    • Unregistered OIDC configurations require you to create the OIDC provider through the cluster. Run the following to create the OIDC provider:

      $ rosa create oidc-provider --mode manual --cluster <cluster_name>
      Note

      When using manual mode, the aws command is printed to the terminal for your review. After reviewing the aws command, you must run it manually. Alternatively, you can specify --mode auto with the rosa create command to run the aws command immediately.

      Command output

      aws iam create-open-id-connect-provider \
      	--url https://oidc.op1.openshiftapps.com/<oidc_config_id> \1
      	--client-id-list openshift sts.<aws_region>.amazonaws.com \
      	--thumbprint-list <thumbprint> 2

      1
      The URL used to reach the OpenID Connect (OIDC) identity provider after the cluster is created.
      2
      The thumbprint is generated automatically when you run the rosa create oidc-provider command. For more information about using thumbprints with AWS Identity and Access Management (IAM) OIDC identity providers, see the AWS documentation.
    • Registered OIDC configurations use an OIDC configuration ID. Run the following command with your OIDC configuration ID:

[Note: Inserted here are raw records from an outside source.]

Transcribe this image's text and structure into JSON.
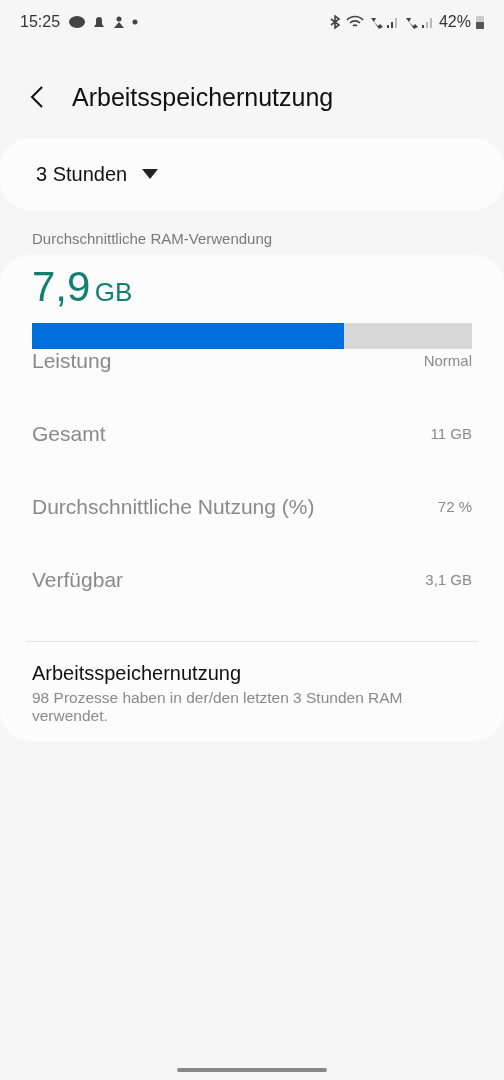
{
  "status_bar": {
    "time": "15:25",
    "battery": "42%"
  },
  "header": {
    "title": "Arbeitsspeichernutzung"
  },
  "period": {
    "value": "3 Stunden"
  },
  "section_label": "Durchschnittliche RAM-Verwendung",
  "usage": {
    "value": "7,9",
    "unit": "GB",
    "level": 0.71
  },
  "stats": [
    {
      "label": "Leistung",
      "value": "Normal"
    },
    {
      "label": "Gesamt",
      "value": "11 GB"
    },
    {
      "label": "Durchschnittliche Nutzung (%)",
      "value": "72 %"
    },
    {
      "label": "Verfügbar",
      "value": "3,1 GB"
    }
  ],
  "processes": {
    "title": "Arbeitsspeichernutzung",
    "description": "98 Prozesse haben in der/den letzten 3 Stunden RAM verwendet."
  }
}
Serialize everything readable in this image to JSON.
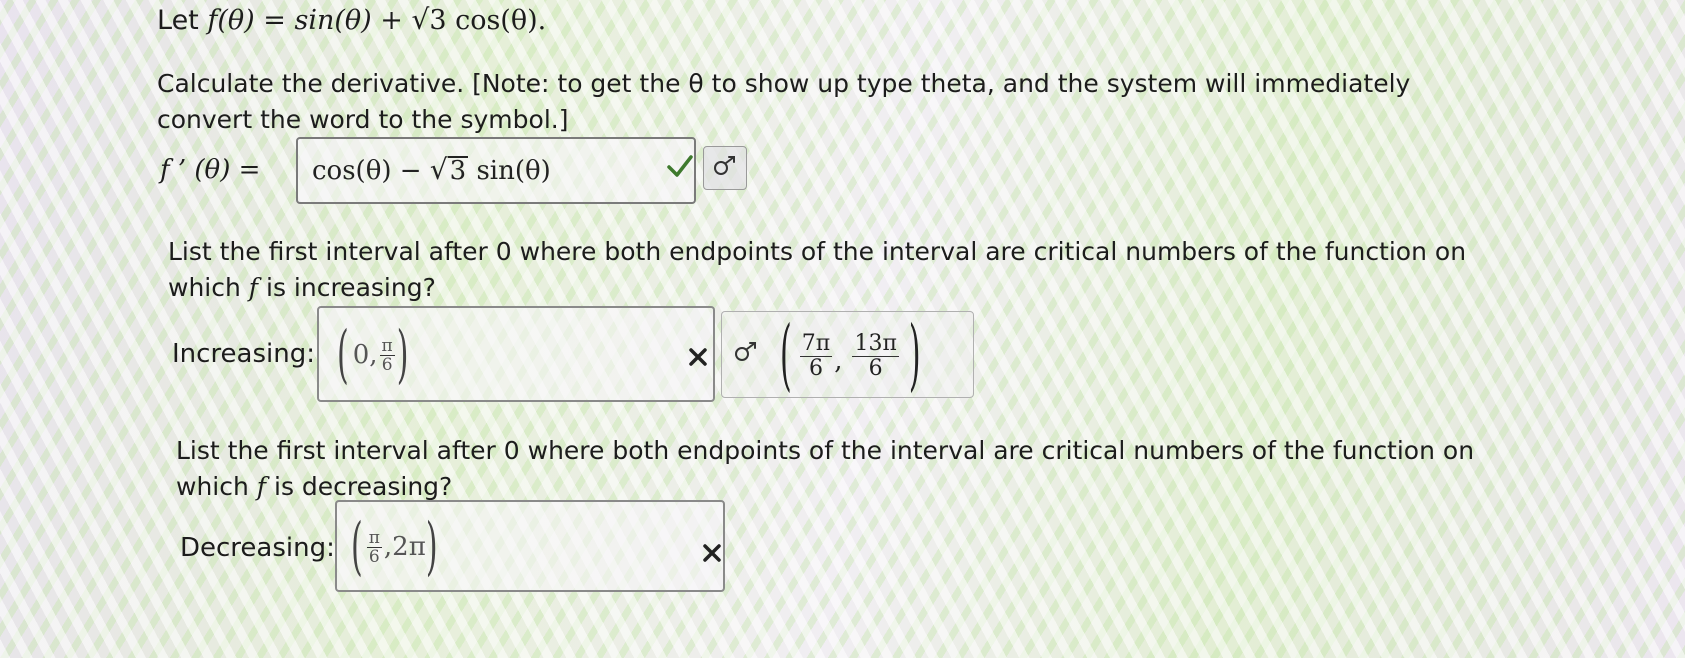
{
  "problem": {
    "let_prefix": "Let",
    "function_def": "f(θ) = sin(θ) + ",
    "function_def_tail": "3 cos(θ).",
    "derivative_prompt": "Calculate the derivative. [Note: to get the θ to show up type theta, and the system will immediately convert the word to the symbol.]",
    "derivative_label": "f ’ (θ) =",
    "increasing_prompt_before": "List the first interval after 0 where both endpoints of the interval are critical numbers of the function on which",
    "increasing_prompt_f": "f",
    "increasing_prompt_after": "is increasing?",
    "decreasing_prompt_before": "List the first interval after 0 where both endpoints of the interval are critical numbers of the function on which",
    "decreasing_prompt_f": "f",
    "decreasing_prompt_after": "is decreasing?"
  },
  "derivative_answer": {
    "expr_before": "cos(θ) − ",
    "sqrt_arg": "3",
    "expr_after": " sin(θ)",
    "status_icon": "check-icon",
    "status_color": "#3f7a2e"
  },
  "increasing": {
    "label": "Increasing:",
    "open_paren": "(",
    "start": "0,",
    "frac_num": "π",
    "frac_den": "6",
    "close_paren": ")",
    "status_icon": "cross-icon",
    "correct": {
      "open_paren": "(",
      "a_num": "7π",
      "a_den": "6",
      "comma": ",",
      "b_num": "13π",
      "b_den": "6",
      "close_paren": ")"
    }
  },
  "decreasing": {
    "label": "Decreasing:",
    "open_paren": "(",
    "frac_num": "π",
    "frac_den": "6",
    "end": ",2π",
    "close_paren": ")",
    "status_icon": "cross-icon"
  },
  "icons": {
    "answer_key": "sigma-key-icon"
  }
}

      $ rosa create oidc-provider --oidc-config-id <oidc_config_id> --mode auto -y

      Command output

      I: Creating OIDC provider using 'arn:aws:iam::4540112244:user/userName'
      I: Created OIDC provider with ARN 'arn:aws:iam::4540112244:oidc-provider/dvbwgdztaeq9o.cloudfront.net/241rh9ql5gpu99d7leokhvkp8icnalpf'

4.4. Additional resources